BEGIN Exercise input

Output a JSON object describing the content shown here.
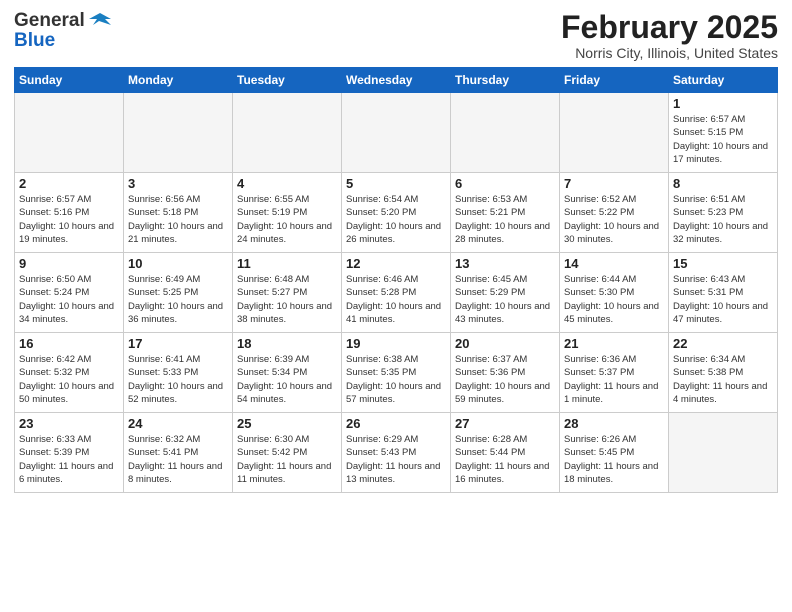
{
  "header": {
    "logo_general": "General",
    "logo_blue": "Blue",
    "title": "February 2025",
    "subtitle": "Norris City, Illinois, United States"
  },
  "days_of_week": [
    "Sunday",
    "Monday",
    "Tuesday",
    "Wednesday",
    "Thursday",
    "Friday",
    "Saturday"
  ],
  "weeks": [
    [
      {
        "day": "",
        "info": ""
      },
      {
        "day": "",
        "info": ""
      },
      {
        "day": "",
        "info": ""
      },
      {
        "day": "",
        "info": ""
      },
      {
        "day": "",
        "info": ""
      },
      {
        "day": "",
        "info": ""
      },
      {
        "day": "1",
        "info": "Sunrise: 6:57 AM\nSunset: 5:15 PM\nDaylight: 10 hours and 17 minutes."
      }
    ],
    [
      {
        "day": "2",
        "info": "Sunrise: 6:57 AM\nSunset: 5:16 PM\nDaylight: 10 hours and 19 minutes."
      },
      {
        "day": "3",
        "info": "Sunrise: 6:56 AM\nSunset: 5:18 PM\nDaylight: 10 hours and 21 minutes."
      },
      {
        "day": "4",
        "info": "Sunrise: 6:55 AM\nSunset: 5:19 PM\nDaylight: 10 hours and 24 minutes."
      },
      {
        "day": "5",
        "info": "Sunrise: 6:54 AM\nSunset: 5:20 PM\nDaylight: 10 hours and 26 minutes."
      },
      {
        "day": "6",
        "info": "Sunrise: 6:53 AM\nSunset: 5:21 PM\nDaylight: 10 hours and 28 minutes."
      },
      {
        "day": "7",
        "info": "Sunrise: 6:52 AM\nSunset: 5:22 PM\nDaylight: 10 hours and 30 minutes."
      },
      {
        "day": "8",
        "info": "Sunrise: 6:51 AM\nSunset: 5:23 PM\nDaylight: 10 hours and 32 minutes."
      }
    ],
    [
      {
        "day": "9",
        "info": "Sunrise: 6:50 AM\nSunset: 5:24 PM\nDaylight: 10 hours and 34 minutes."
      },
      {
        "day": "10",
        "info": "Sunrise: 6:49 AM\nSunset: 5:25 PM\nDaylight: 10 hours and 36 minutes."
      },
      {
        "day": "11",
        "info": "Sunrise: 6:48 AM\nSunset: 5:27 PM\nDaylight: 10 hours and 38 minutes."
      },
      {
        "day": "12",
        "info": "Sunrise: 6:46 AM\nSunset: 5:28 PM\nDaylight: 10 hours and 41 minutes."
      },
      {
        "day": "13",
        "info": "Sunrise: 6:45 AM\nSunset: 5:29 PM\nDaylight: 10 hours and 43 minutes."
      },
      {
        "day": "14",
        "info": "Sunrise: 6:44 AM\nSunset: 5:30 PM\nDaylight: 10 hours and 45 minutes."
      },
      {
        "day": "15",
        "info": "Sunrise: 6:43 AM\nSunset: 5:31 PM\nDaylight: 10 hours and 47 minutes."
      }
    ],
    [
      {
        "day": "16",
        "info": "Sunrise: 6:42 AM\nSunset: 5:32 PM\nDaylight: 10 hours and 50 minutes."
      },
      {
        "day": "17",
        "info": "Sunrise: 6:41 AM\nSunset: 5:33 PM\nDaylight: 10 hours and 52 minutes."
      },
      {
        "day": "18",
        "info": "Sunrise: 6:39 AM\nSunset: 5:34 PM\nDaylight: 10 hours and 54 minutes."
      },
      {
        "day": "19",
        "info": "Sunrise: 6:38 AM\nSunset: 5:35 PM\nDaylight: 10 hours and 57 minutes."
      },
      {
        "day": "20",
        "info": "Sunrise: 6:37 AM\nSunset: 5:36 PM\nDaylight: 10 hours and 59 minutes."
      },
      {
        "day": "21",
        "info": "Sunrise: 6:36 AM\nSunset: 5:37 PM\nDaylight: 11 hours and 1 minute."
      },
      {
        "day": "22",
        "info": "Sunrise: 6:34 AM\nSunset: 5:38 PM\nDaylight: 11 hours and 4 minutes."
      }
    ],
    [
      {
        "day": "23",
        "info": "Sunrise: 6:33 AM\nSunset: 5:39 PM\nDaylight: 11 hours and 6 minutes."
      },
      {
        "day": "24",
        "info": "Sunrise: 6:32 AM\nSunset: 5:41 PM\nDaylight: 11 hours and 8 minutes."
      },
      {
        "day": "25",
        "info": "Sunrise: 6:30 AM\nSunset: 5:42 PM\nDaylight: 11 hours and 11 minutes."
      },
      {
        "day": "26",
        "info": "Sunrise: 6:29 AM\nSunset: 5:43 PM\nDaylight: 11 hours and 13 minutes."
      },
      {
        "day": "27",
        "info": "Sunrise: 6:28 AM\nSunset: 5:44 PM\nDaylight: 11 hours and 16 minutes."
      },
      {
        "day": "28",
        "info": "Sunrise: 6:26 AM\nSunset: 5:45 PM\nDaylight: 11 hours and 18 minutes."
      },
      {
        "day": "",
        "info": ""
      }
    ]
  ]
}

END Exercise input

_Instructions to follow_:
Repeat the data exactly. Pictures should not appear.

_Answer to this task_:
Output a JSON object describing the content shown here.
{
  "header": {
    "logo_general": "General",
    "logo_blue": "Blue",
    "title": "February 2025",
    "subtitle": "Norris City, Illinois, United States"
  },
  "days_of_week": [
    "Sunday",
    "Monday",
    "Tuesday",
    "Wednesday",
    "Thursday",
    "Friday",
    "Saturday"
  ],
  "weeks": [
    [
      {
        "day": "",
        "info": ""
      },
      {
        "day": "",
        "info": ""
      },
      {
        "day": "",
        "info": ""
      },
      {
        "day": "",
        "info": ""
      },
      {
        "day": "",
        "info": ""
      },
      {
        "day": "",
        "info": ""
      },
      {
        "day": "1",
        "info": "Sunrise: 6:57 AM\nSunset: 5:15 PM\nDaylight: 10 hours and 17 minutes."
      }
    ],
    [
      {
        "day": "2",
        "info": "Sunrise: 6:57 AM\nSunset: 5:16 PM\nDaylight: 10 hours and 19 minutes."
      },
      {
        "day": "3",
        "info": "Sunrise: 6:56 AM\nSunset: 5:18 PM\nDaylight: 10 hours and 21 minutes."
      },
      {
        "day": "4",
        "info": "Sunrise: 6:55 AM\nSunset: 5:19 PM\nDaylight: 10 hours and 24 minutes."
      },
      {
        "day": "5",
        "info": "Sunrise: 6:54 AM\nSunset: 5:20 PM\nDaylight: 10 hours and 26 minutes."
      },
      {
        "day": "6",
        "info": "Sunrise: 6:53 AM\nSunset: 5:21 PM\nDaylight: 10 hours and 28 minutes."
      },
      {
        "day": "7",
        "info": "Sunrise: 6:52 AM\nSunset: 5:22 PM\nDaylight: 10 hours and 30 minutes."
      },
      {
        "day": "8",
        "info": "Sunrise: 6:51 AM\nSunset: 5:23 PM\nDaylight: 10 hours and 32 minutes."
      }
    ],
    [
      {
        "day": "9",
        "info": "Sunrise: 6:50 AM\nSunset: 5:24 PM\nDaylight: 10 hours and 34 minutes."
      },
      {
        "day": "10",
        "info": "Sunrise: 6:49 AM\nSunset: 5:25 PM\nDaylight: 10 hours and 36 minutes."
      },
      {
        "day": "11",
        "info": "Sunrise: 6:48 AM\nSunset: 5:27 PM\nDaylight: 10 hours and 38 minutes."
      },
      {
        "day": "12",
        "info": "Sunrise: 6:46 AM\nSunset: 5:28 PM\nDaylight: 10 hours and 41 minutes."
      },
      {
        "day": "13",
        "info": "Sunrise: 6:45 AM\nSunset: 5:29 PM\nDaylight: 10 hours and 43 minutes."
      },
      {
        "day": "14",
        "info": "Sunrise: 6:44 AM\nSunset: 5:30 PM\nDaylight: 10 hours and 45 minutes."
      },
      {
        "day": "15",
        "info": "Sunrise: 6:43 AM\nSunset: 5:31 PM\nDaylight: 10 hours and 47 minutes."
      }
    ],
    [
      {
        "day": "16",
        "info": "Sunrise: 6:42 AM\nSunset: 5:32 PM\nDaylight: 10 hours and 50 minutes."
      },
      {
        "day": "17",
        "info": "Sunrise: 6:41 AM\nSunset: 5:33 PM\nDaylight: 10 hours and 52 minutes."
      },
      {
        "day": "18",
        "info": "Sunrise: 6:39 AM\nSunset: 5:34 PM\nDaylight: 10 hours and 54 minutes."
      },
      {
        "day": "19",
        "info": "Sunrise: 6:38 AM\nSunset: 5:35 PM\nDaylight: 10 hours and 57 minutes."
      },
      {
        "day": "20",
        "info": "Sunrise: 6:37 AM\nSunset: 5:36 PM\nDaylight: 10 hours and 59 minutes."
      },
      {
        "day": "21",
        "info": "Sunrise: 6:36 AM\nSunset: 5:37 PM\nDaylight: 11 hours and 1 minute."
      },
      {
        "day": "22",
        "info": "Sunrise: 6:34 AM\nSunset: 5:38 PM\nDaylight: 11 hours and 4 minutes."
      }
    ],
    [
      {
        "day": "23",
        "info": "Sunrise: 6:33 AM\nSunset: 5:39 PM\nDaylight: 11 hours and 6 minutes."
      },
      {
        "day": "24",
        "info": "Sunrise: 6:32 AM\nSunset: 5:41 PM\nDaylight: 11 hours and 8 minutes."
      },
      {
        "day": "25",
        "info": "Sunrise: 6:30 AM\nSunset: 5:42 PM\nDaylight: 11 hours and 11 minutes."
      },
      {
        "day": "26",
        "info": "Sunrise: 6:29 AM\nSunset: 5:43 PM\nDaylight: 11 hours and 13 minutes."
      },
      {
        "day": "27",
        "info": "Sunrise: 6:28 AM\nSunset: 5:44 PM\nDaylight: 11 hours and 16 minutes."
      },
      {
        "day": "28",
        "info": "Sunrise: 6:26 AM\nSunset: 5:45 PM\nDaylight: 11 hours and 18 minutes."
      },
      {
        "day": "",
        "info": ""
      }
    ]
  ]
}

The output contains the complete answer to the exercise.